━━━ SUPPLIED RECORDS ━━━
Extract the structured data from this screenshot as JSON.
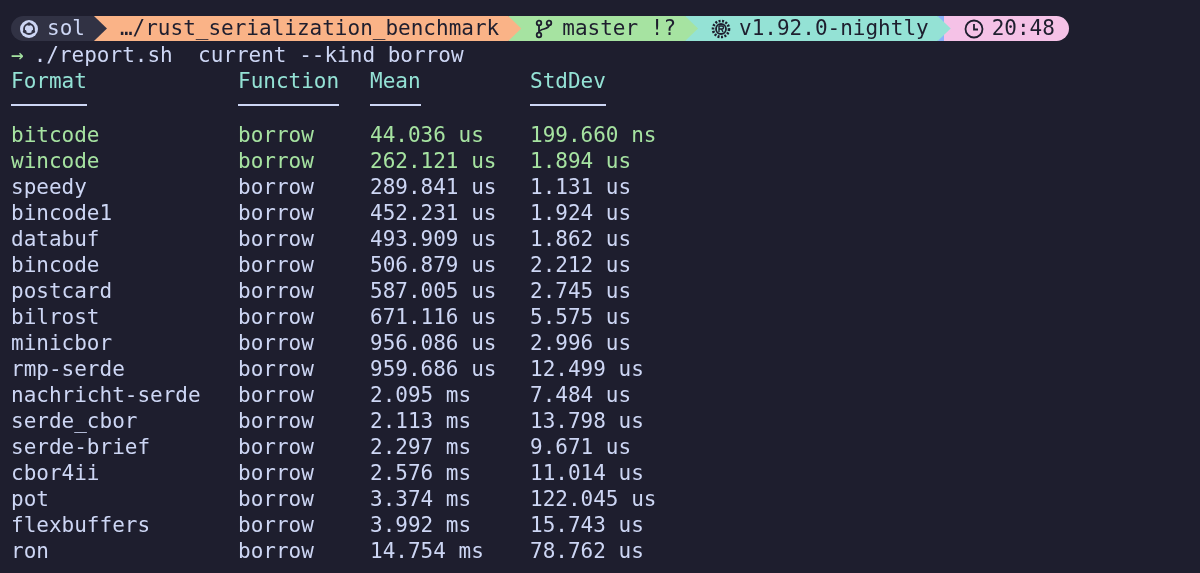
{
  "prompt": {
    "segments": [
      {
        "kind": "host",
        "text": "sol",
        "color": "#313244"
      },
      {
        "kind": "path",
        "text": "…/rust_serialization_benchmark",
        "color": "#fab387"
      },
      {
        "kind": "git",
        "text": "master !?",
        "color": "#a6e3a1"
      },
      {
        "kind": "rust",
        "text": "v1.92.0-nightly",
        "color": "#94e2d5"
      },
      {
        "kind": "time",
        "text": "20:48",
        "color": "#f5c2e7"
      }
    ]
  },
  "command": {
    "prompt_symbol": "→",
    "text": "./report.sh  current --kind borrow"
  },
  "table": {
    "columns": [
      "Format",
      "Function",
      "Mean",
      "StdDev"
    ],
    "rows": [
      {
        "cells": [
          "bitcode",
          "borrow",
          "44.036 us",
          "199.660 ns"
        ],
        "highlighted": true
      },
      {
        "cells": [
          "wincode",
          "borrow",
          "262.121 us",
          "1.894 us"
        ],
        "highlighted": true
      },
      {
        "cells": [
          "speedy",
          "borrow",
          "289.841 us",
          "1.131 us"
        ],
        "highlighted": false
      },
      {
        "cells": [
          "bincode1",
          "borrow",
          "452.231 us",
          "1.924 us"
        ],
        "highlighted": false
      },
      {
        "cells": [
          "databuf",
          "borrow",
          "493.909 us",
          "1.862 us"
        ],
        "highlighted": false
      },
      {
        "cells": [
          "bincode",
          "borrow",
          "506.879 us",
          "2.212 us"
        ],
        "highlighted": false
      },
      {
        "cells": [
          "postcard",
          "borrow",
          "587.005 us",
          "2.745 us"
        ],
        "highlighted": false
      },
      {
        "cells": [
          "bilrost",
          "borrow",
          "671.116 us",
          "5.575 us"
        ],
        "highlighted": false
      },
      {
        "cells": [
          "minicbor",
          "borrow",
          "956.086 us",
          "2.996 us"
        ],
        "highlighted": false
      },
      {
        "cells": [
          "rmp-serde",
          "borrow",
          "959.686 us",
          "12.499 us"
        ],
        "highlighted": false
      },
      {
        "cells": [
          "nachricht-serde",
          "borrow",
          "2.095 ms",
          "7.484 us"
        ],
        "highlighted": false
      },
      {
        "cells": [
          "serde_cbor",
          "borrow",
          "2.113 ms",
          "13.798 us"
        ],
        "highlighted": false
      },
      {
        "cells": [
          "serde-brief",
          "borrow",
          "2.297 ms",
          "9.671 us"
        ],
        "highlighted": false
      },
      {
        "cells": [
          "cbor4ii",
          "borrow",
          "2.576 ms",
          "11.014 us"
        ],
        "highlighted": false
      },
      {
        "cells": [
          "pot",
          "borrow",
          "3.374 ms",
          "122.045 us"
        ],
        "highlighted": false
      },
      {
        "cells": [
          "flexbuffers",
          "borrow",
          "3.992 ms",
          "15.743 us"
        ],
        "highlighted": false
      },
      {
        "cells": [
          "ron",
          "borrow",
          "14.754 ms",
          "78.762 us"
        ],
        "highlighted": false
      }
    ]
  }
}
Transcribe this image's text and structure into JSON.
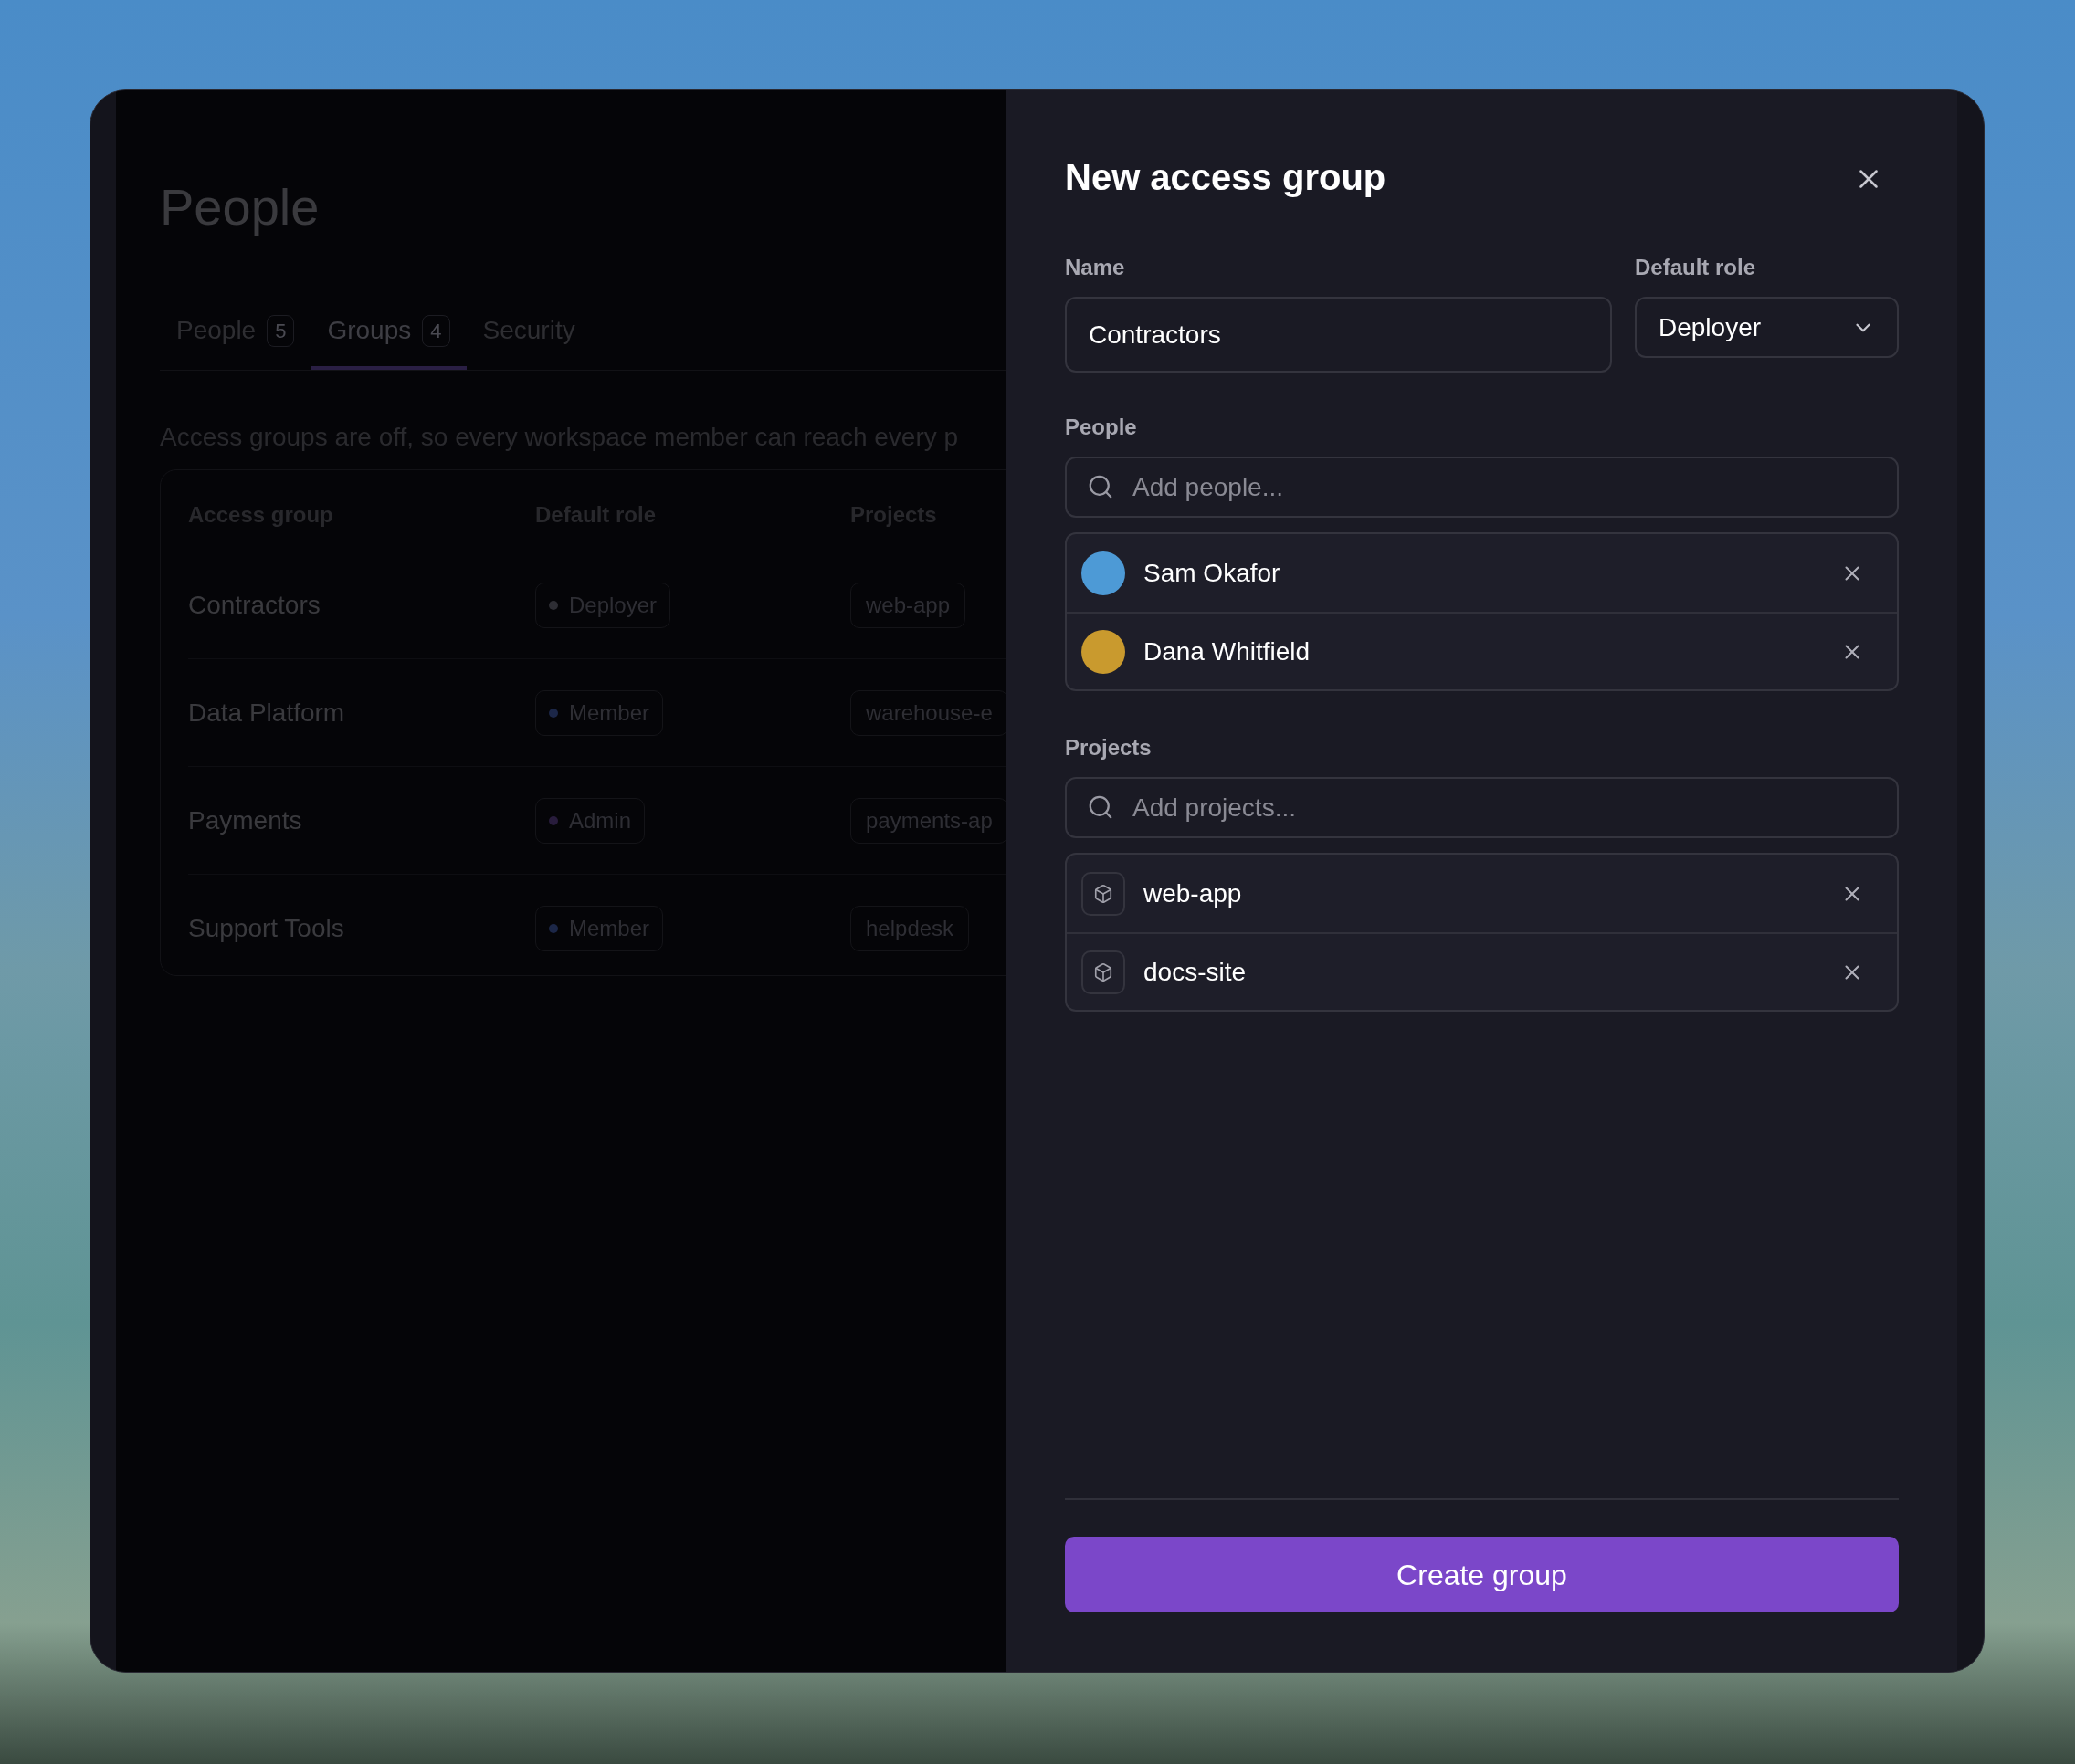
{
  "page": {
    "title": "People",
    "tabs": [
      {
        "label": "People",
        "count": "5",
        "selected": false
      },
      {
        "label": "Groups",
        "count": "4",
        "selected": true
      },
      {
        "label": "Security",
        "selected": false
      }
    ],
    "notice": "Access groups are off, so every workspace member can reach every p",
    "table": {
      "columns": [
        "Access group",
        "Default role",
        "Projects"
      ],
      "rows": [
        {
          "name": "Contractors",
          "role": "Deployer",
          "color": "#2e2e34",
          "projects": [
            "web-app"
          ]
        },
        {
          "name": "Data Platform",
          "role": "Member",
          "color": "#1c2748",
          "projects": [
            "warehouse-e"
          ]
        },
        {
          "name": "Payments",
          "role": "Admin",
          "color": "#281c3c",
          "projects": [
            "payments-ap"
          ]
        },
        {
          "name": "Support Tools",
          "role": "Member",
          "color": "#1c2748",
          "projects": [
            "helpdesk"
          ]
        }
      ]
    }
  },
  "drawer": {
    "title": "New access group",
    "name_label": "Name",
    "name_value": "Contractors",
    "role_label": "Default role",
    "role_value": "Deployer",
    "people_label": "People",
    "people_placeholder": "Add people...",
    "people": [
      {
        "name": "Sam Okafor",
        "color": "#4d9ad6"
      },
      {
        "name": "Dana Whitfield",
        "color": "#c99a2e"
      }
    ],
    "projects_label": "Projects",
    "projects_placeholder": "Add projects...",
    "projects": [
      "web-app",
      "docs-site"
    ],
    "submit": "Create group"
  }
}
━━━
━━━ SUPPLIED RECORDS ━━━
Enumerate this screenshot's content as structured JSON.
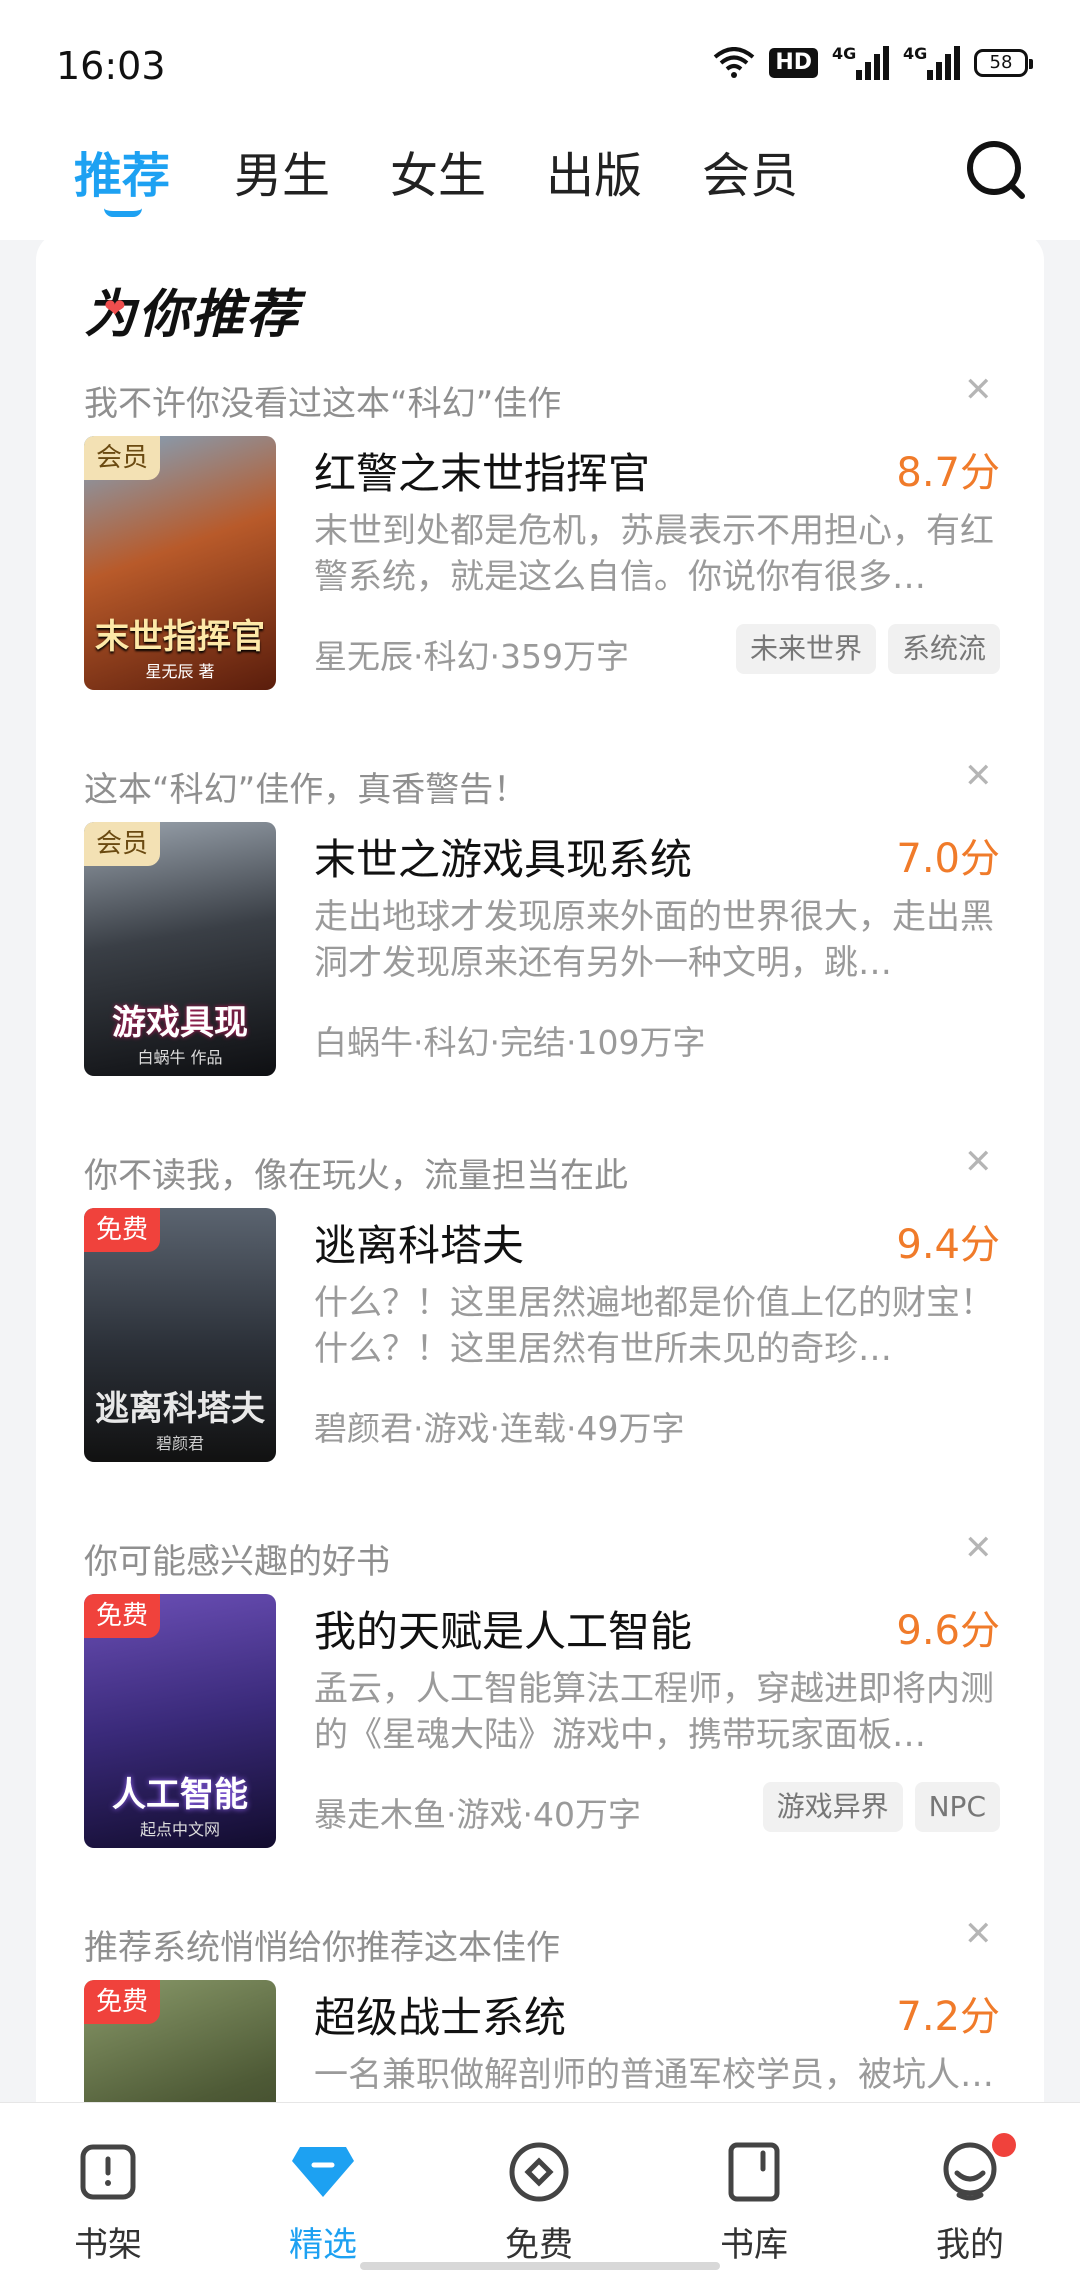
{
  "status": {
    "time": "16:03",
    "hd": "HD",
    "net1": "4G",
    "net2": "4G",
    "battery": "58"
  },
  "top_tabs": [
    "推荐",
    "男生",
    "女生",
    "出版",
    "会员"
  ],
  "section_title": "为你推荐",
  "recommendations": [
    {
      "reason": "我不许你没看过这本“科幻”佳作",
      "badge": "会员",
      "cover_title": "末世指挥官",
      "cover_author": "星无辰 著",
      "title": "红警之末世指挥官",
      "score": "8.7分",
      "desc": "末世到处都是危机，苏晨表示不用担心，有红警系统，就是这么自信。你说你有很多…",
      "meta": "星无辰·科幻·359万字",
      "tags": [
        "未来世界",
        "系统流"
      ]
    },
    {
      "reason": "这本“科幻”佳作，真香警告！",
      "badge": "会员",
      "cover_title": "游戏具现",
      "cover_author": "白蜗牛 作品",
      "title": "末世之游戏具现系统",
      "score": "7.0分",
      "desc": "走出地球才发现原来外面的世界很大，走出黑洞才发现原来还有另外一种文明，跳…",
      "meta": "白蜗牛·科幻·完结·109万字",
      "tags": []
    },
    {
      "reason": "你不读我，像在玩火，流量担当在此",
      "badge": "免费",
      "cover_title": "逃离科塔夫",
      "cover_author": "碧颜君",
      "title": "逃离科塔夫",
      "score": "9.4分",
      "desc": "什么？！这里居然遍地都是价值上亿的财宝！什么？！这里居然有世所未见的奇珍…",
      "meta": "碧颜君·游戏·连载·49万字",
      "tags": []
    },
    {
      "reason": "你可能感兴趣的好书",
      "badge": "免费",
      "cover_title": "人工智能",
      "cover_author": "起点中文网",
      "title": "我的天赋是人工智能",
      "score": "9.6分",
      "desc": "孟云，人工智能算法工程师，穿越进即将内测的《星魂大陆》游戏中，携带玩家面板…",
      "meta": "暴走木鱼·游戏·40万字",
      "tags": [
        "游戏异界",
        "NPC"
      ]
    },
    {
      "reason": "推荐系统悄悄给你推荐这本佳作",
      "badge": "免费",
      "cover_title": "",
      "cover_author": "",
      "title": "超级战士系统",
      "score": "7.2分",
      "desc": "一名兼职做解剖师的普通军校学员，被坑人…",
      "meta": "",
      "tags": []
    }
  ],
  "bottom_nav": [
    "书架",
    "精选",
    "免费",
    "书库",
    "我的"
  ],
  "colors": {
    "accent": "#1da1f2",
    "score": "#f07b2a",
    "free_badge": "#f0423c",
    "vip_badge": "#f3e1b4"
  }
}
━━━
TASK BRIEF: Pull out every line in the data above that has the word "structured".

RESPONSE TO THE EXERCISE:
Extract the structured data from this screenshot as JSON.
Enumerate this screenshot's content as structured JSON.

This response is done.